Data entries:
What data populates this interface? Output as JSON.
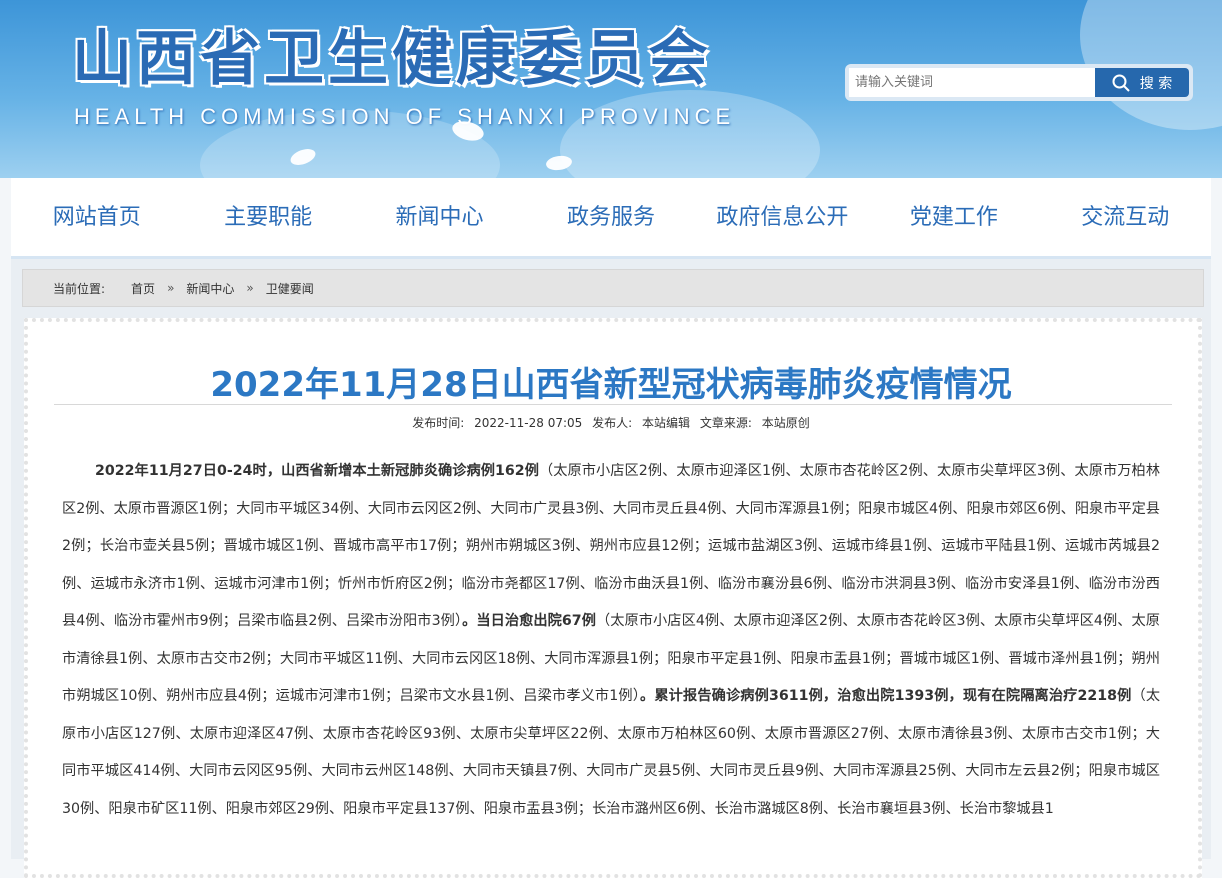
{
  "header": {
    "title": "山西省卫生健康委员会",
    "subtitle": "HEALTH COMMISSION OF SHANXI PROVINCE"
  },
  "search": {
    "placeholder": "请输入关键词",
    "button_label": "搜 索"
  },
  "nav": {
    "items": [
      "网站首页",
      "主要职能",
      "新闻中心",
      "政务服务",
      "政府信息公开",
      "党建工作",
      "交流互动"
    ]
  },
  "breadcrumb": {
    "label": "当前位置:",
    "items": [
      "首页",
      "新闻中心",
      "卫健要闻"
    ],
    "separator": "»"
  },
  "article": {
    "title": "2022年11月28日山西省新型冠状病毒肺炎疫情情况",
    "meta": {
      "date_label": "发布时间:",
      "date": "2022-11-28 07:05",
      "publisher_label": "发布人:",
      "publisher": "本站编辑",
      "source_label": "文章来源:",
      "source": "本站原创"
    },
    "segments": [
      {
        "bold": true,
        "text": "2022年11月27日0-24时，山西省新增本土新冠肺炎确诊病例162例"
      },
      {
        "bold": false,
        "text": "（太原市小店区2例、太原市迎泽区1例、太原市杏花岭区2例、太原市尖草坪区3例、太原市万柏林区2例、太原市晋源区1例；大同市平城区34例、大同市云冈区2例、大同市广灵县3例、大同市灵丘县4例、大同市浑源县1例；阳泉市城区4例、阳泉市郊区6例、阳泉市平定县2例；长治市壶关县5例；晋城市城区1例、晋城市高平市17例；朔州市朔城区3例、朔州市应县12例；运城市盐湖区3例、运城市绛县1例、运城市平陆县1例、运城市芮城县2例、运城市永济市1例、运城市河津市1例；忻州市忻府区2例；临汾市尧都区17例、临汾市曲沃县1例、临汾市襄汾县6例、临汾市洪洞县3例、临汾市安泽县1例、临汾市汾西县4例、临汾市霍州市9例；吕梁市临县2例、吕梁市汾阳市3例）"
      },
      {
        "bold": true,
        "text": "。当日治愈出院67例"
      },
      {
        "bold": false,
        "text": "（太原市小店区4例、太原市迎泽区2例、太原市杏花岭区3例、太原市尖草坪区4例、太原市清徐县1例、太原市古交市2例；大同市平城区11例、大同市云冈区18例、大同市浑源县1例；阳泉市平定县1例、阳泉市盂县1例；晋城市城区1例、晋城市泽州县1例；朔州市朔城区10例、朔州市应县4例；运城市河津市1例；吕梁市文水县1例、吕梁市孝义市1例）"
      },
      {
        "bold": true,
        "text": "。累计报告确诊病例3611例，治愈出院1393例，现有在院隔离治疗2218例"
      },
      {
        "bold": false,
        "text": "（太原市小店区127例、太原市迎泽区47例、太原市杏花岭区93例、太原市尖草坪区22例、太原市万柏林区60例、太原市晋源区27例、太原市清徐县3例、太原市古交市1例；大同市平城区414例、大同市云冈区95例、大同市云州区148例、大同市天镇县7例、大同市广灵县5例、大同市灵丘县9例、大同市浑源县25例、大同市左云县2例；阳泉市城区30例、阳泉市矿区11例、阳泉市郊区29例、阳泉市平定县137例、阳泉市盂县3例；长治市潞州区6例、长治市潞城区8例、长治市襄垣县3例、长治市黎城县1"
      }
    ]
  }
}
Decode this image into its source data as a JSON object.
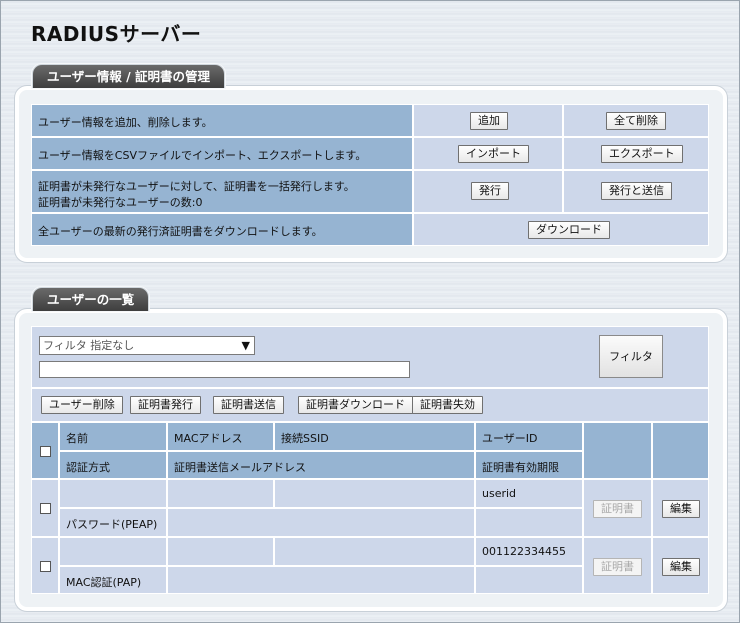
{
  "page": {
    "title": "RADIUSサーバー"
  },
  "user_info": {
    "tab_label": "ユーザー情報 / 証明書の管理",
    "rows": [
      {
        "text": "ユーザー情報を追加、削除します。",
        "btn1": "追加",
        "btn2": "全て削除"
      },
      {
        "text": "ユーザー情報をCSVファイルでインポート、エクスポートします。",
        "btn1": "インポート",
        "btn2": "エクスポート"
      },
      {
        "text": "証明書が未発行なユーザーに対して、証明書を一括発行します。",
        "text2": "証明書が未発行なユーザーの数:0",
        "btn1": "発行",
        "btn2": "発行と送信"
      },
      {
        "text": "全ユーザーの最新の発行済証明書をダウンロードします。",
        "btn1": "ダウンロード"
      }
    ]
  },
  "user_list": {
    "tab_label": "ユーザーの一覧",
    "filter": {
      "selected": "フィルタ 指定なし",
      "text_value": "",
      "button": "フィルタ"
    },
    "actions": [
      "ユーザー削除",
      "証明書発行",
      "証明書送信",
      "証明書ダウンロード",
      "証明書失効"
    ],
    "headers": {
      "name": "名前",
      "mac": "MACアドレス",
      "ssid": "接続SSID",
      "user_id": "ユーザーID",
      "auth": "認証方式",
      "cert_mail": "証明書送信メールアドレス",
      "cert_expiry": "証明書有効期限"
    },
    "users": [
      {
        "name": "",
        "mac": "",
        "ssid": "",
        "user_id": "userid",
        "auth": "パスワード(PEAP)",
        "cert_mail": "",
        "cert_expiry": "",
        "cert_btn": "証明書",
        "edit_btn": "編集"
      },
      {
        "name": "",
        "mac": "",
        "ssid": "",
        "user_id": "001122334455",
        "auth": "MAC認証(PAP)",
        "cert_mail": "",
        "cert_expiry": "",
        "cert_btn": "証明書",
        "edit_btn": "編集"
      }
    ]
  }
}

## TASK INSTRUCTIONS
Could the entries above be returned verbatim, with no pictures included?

## ANSWER TO THIS TASK
What data populates this interface? Output as JSON.
{
  "header": {
    "title": "山西省卫生健康委员会",
    "subtitle": "HEALTH COMMISSION OF SHANXI PROVINCE"
  },
  "search": {
    "placeholder": "请输入关键词",
    "button_label": "搜 索"
  },
  "nav": {
    "items": [
      "网站首页",
      "主要职能",
      "新闻中心",
      "政务服务",
      "政府信息公开",
      "党建工作",
      "交流互动"
    ]
  },
  "breadcrumb": {
    "label": "当前位置:",
    "items": [
      "首页",
      "新闻中心",
      "卫健要闻"
    ],
    "separator": "»"
  },
  "article": {
    "title": "2022年11月28日山西省新型冠状病毒肺炎疫情情况",
    "meta": {
      "date_label": "发布时间:",
      "date": "2022-11-28 07:05",
      "publisher_label": "发布人:",
      "publisher": "本站编辑",
      "source_label": "文章来源:",
      "source": "本站原创"
    },
    "segments": [
      {
        "bold": true,
        "text": "2022年11月27日0-24时，山西省新增本土新冠肺炎确诊病例162例"
      },
      {
        "bold": false,
        "text": "（太原市小店区2例、太原市迎泽区1例、太原市杏花岭区2例、太原市尖草坪区3例、太原市万柏林区2例、太原市晋源区1例；大同市平城区34例、大同市云冈区2例、大同市广灵县3例、大同市灵丘县4例、大同市浑源县1例；阳泉市城区4例、阳泉市郊区6例、阳泉市平定县2例；长治市壶关县5例；晋城市城区1例、晋城市高平市17例；朔州市朔城区3例、朔州市应县12例；运城市盐湖区3例、运城市绛县1例、运城市平陆县1例、运城市芮城县2例、运城市永济市1例、运城市河津市1例；忻州市忻府区2例；临汾市尧都区17例、临汾市曲沃县1例、临汾市襄汾县6例、临汾市洪洞县3例、临汾市安泽县1例、临汾市汾西县4例、临汾市霍州市9例；吕梁市临县2例、吕梁市汾阳市3例）"
      },
      {
        "bold": true,
        "text": "。当日治愈出院67例"
      },
      {
        "bold": false,
        "text": "（太原市小店区4例、太原市迎泽区2例、太原市杏花岭区3例、太原市尖草坪区4例、太原市清徐县1例、太原市古交市2例；大同市平城区11例、大同市云冈区18例、大同市浑源县1例；阳泉市平定县1例、阳泉市盂县1例；晋城市城区1例、晋城市泽州县1例；朔州市朔城区10例、朔州市应县4例；运城市河津市1例；吕梁市文水县1例、吕梁市孝义市1例）"
      },
      {
        "bold": true,
        "text": "。累计报告确诊病例3611例，治愈出院1393例，现有在院隔离治疗2218例"
      },
      {
        "bold": false,
        "text": "（太原市小店区127例、太原市迎泽区47例、太原市杏花岭区93例、太原市尖草坪区22例、太原市万柏林区60例、太原市晋源区27例、太原市清徐县3例、太原市古交市1例；大同市平城区414例、大同市云冈区95例、大同市云州区148例、大同市天镇县7例、大同市广灵县5例、大同市灵丘县9例、大同市浑源县25例、大同市左云县2例；阳泉市城区30例、阳泉市矿区11例、阳泉市郊区29例、阳泉市平定县137例、阳泉市盂县3例；长治市潞州区6例、长治市潞城区8例、长治市襄垣县3例、长治市黎城县1"
      }
    ]
  }
}
Decode this image into its source data as a JSON object.
{
  "page": {
    "title": "RADIUSサーバー"
  },
  "user_info": {
    "tab_label": "ユーザー情報 / 証明書の管理",
    "rows": [
      {
        "text": "ユーザー情報を追加、削除します。",
        "btn1": "追加",
        "btn2": "全て削除"
      },
      {
        "text": "ユーザー情報をCSVファイルでインポート、エクスポートします。",
        "btn1": "インポート",
        "btn2": "エクスポート"
      },
      {
        "text": "証明書が未発行なユーザーに対して、証明書を一括発行します。",
        "text2": "証明書が未発行なユーザーの数:0",
        "btn1": "発行",
        "btn2": "発行と送信"
      },
      {
        "text": "全ユーザーの最新の発行済証明書をダウンロードします。",
        "btn1": "ダウンロード"
      }
    ]
  },
  "user_list": {
    "tab_label": "ユーザーの一覧",
    "filter": {
      "selected": "フィルタ 指定なし",
      "text_value": "",
      "button": "フィルタ"
    },
    "actions": [
      "ユーザー削除",
      "証明書発行",
      "証明書送信",
      "証明書ダウンロード",
      "証明書失効"
    ],
    "headers": {
      "name": "名前",
      "mac": "MACアドレス",
      "ssid": "接続SSID",
      "user_id": "ユーザーID",
      "auth": "認証方式",
      "cert_mail": "証明書送信メールアドレス",
      "cert_expiry": "証明書有効期限"
    },
    "users": [
      {
        "name": "",
        "mac": "",
        "ssid": "",
        "user_id": "userid",
        "auth": "パスワード(PEAP)",
        "cert_mail": "",
        "cert_expiry": "",
        "cert_btn": "証明書",
        "edit_btn": "編集"
      },
      {
        "name": "",
        "mac": "",
        "ssid": "",
        "user_id": "001122334455",
        "auth": "MAC認証(PAP)",
        "cert_mail": "",
        "cert_expiry": "",
        "cert_btn": "証明書",
        "edit_btn": "編集"
      }
    ]
  }
}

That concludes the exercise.